WASHINGTON — As you’ve heard basically every week this season, the NFL has a ratings problem. Hell, even baseball is beating them out head-to-head for the first time in what feels like forever. Pro football is broken in many ways (especially when you consider we’ve had to suffer through tie games in consecutive weeks for the first time in 19 years), but everyone is talking about the ratings.
In a different twist from all the other suggestions floating around, I’ll outline five ways to not only get the NFL’s ratings back up, but allow them to thrive for many years to come.
1. Start a true minor league system
Remember NFL Europe? Well, you probably don’t and even if you do, it’s dead. Colleges aren’t running pro style offenses for the most part, so it’s hurting the NFL’s available talent pool –particularly at quarterback. The NBA has had a developmental league for 15 years now, and both the NHL and MLB have had minor leagues for decades. The NFL needs their own pipeline to young talent that is actively playing games and honing their skills, rather than wasting away on a practice squad. Perhaps this would open the door to more Kurt Warners, James Harrisons, and Adam Vinatieris.
2. Bring back full contact practice
The Redskins aren’t the only team in the league playing like crap for the first 2-3 weeks of the season. There’s a big difference between football in September and football in December. The reason? Practice. (Yes, we’re talkin’ about practice.)
The rules prohibiting full contact practice in the offseason is also prohibiting teams from playing good, fundamentally sound football as soon as the games start to count. The widespread disinterest in playing starters during the preseason only exacerbates the problem. The only way to get good at tackling is to tackle. The only way to improve at blocking, or running, or passing is to do so at full speed on the field. And if starters can’t really do so until the third preseason game (and in some cases, the regular season opener) that’s going to make for almost a month of sloppy football. I get that the league is trying to eliminate the threat of injury in practice, but they’re in effect trading that for the threat of early season injury since the players’ bodies aren’t properly trained to take those hits.
3. Ties must die
I know I’ve spent most of the last two weeks ranting on this, but it really is mind-numbing that a multi-billion dollar professional sports league that is (allegedly) bent on player safety is willing to play 75 minutes of football without an official result. If you can ensure an overtime winner and loser in the playoffs, there’s no reason why you can’t do the same in the regular season.

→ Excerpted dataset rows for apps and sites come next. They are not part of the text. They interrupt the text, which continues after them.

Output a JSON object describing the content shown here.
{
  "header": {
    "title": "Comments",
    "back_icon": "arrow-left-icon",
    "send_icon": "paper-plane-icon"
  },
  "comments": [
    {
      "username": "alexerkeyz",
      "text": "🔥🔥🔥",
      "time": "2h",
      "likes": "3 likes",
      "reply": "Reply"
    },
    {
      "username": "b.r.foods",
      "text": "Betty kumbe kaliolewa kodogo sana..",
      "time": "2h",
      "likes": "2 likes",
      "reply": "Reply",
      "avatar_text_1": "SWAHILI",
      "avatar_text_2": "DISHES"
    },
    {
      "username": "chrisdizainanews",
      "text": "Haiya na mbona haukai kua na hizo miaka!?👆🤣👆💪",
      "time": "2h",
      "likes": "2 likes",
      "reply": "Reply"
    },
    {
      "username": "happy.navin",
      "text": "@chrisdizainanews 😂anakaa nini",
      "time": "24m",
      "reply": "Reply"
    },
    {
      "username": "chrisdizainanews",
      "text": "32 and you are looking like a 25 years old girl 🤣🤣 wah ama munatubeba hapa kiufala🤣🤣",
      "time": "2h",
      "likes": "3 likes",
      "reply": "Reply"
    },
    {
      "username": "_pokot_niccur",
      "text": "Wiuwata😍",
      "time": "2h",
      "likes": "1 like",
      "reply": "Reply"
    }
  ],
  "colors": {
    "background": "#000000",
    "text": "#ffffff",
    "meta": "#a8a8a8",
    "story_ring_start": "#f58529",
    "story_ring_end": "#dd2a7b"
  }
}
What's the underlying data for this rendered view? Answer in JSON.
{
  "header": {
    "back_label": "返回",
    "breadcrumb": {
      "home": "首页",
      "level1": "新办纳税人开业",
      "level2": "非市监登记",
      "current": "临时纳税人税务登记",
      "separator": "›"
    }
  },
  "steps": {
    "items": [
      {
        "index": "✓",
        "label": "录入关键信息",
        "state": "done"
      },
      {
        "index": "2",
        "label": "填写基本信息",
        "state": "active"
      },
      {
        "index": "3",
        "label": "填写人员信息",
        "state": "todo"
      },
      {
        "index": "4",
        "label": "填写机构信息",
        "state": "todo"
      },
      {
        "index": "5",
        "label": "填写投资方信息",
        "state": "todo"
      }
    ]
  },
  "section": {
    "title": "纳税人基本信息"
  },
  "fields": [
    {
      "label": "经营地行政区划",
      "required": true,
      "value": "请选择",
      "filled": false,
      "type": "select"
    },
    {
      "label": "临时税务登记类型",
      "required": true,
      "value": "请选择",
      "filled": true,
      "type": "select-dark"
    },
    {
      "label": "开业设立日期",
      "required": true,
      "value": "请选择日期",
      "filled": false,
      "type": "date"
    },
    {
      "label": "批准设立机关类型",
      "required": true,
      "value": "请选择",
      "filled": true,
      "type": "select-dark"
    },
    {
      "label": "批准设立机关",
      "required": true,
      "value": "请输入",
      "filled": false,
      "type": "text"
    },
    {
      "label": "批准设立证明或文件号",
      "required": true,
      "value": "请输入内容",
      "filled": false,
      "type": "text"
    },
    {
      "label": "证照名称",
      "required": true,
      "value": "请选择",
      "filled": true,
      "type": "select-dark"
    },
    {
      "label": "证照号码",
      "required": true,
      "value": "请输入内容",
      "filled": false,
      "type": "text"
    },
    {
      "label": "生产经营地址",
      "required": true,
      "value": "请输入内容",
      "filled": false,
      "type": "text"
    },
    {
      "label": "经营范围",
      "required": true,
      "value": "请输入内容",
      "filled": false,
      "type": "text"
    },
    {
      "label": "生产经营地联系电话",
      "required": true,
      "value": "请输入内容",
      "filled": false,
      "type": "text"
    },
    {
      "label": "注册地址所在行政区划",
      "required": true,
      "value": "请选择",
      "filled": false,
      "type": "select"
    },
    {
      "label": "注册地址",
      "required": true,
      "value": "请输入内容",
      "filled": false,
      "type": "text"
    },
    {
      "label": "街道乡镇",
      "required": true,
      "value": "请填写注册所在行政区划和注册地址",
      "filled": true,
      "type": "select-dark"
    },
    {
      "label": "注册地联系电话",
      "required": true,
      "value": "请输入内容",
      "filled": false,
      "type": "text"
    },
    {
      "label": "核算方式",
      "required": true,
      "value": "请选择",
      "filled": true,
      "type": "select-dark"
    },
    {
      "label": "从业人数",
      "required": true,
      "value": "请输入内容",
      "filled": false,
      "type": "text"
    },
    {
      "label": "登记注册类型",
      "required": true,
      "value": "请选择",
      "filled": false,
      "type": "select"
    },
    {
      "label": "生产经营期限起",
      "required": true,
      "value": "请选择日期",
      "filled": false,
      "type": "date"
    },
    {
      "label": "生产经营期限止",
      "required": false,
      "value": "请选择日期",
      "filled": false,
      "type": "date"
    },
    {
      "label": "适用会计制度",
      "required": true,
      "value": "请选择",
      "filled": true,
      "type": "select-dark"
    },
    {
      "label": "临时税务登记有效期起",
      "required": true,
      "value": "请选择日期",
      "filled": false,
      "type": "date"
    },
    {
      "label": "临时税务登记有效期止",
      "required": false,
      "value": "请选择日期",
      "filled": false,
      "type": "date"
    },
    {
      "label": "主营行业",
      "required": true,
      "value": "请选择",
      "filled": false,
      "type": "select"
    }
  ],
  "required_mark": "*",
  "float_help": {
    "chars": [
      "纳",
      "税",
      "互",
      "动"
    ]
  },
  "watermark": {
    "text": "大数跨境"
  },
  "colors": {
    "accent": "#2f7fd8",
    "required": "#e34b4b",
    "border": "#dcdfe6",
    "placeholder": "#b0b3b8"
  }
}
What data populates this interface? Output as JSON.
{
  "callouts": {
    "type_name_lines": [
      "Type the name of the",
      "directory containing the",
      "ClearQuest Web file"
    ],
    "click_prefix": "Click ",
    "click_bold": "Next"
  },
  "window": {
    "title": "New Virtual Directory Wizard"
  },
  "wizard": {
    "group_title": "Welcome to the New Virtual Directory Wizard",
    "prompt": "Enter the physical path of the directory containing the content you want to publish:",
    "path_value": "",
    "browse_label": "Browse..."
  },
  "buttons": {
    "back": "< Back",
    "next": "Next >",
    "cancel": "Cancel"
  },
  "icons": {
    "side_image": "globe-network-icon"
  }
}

The league has a chance to make the additional 15 minutes fun. Why not have a shootout scenario like hockey and soccer? Each kicker gets five attempts from different hash marks and varying distances. Maybe a scenario like this that involves both teams simultaneously vying for the winning score at the goal line (Ed. Note: Or college-style overtime!)? Or simply ditch the clock altogether in OT and play until someone wins. The league can do something innovative without having to resort to something XFL drastic.
4. More matchups, less laundry
Less is more. Especially when it comes to yellow flags.
Sunday, the Josh Norman vs. A.J. Green matchup was tainted by the amount of penalty flags, and the duel in Tampa between young gunslingers Derek Carr and Jameis Winston was marred by a combined 29 penalties, including an NFL record 23 from Oakland alone. Nobody’s paying to see Jerome Boger or the Ed Hochuli gun show (although, to his credit, his biceps are exquisite enough to merit their own Facebook fan page). Refs are there to keep law and order, not slow down the game with ticky tack fouls and incidental contact.
5. Ditch Thursday Night Football and flex schedule all primetime games
Again…if the NFL is truly mindful of player safety, there’s no logical reason why players have to be subjected to the additional wear and tear on their bodies associated with the quick turnaround from a Sunday game to a Thursday contest. Case in point: This year, the Redskins have to play the Packers in primetime Sunday night, then have to travel to Dallas to play the Cowboys on Thanksgiving Day. That’s a killer.
Furthermore, the Thursday matchups have been largely awful since the league mandated all 32 teams to play in at least one. There’s just no time and space when having Jacksonville and Tennessee as a stand alone game on a national stage is appealing.
Late in the season, flex scheduling allows the games we didn’t expect to be good to get moved to primetime (i.e. the Redskins/Cowboys duel for the NFC East crown in 2012), and the crappy games nobody on the East Coast wants to stay up until midnight to see get shuffled into the full deck of 1 p.m. Sunday games. Obviously, this can’t apply to Monday Night games (those have largely been marginalized since ESPN got the rights to MNF anyway) but at least we won’t get bored to death by awful stand alone games on Thursday and Sunday. Ditch TNF, flex SNF, and everyone will STFU and tune in.
These won’t necessarily change things overnight but they’ll certainly make the product better. I’m not sure if this will ever make its way to 345 Park Avenue, but at least you have it. Just make sure you attach it to your updated NFL Week 8 Recap.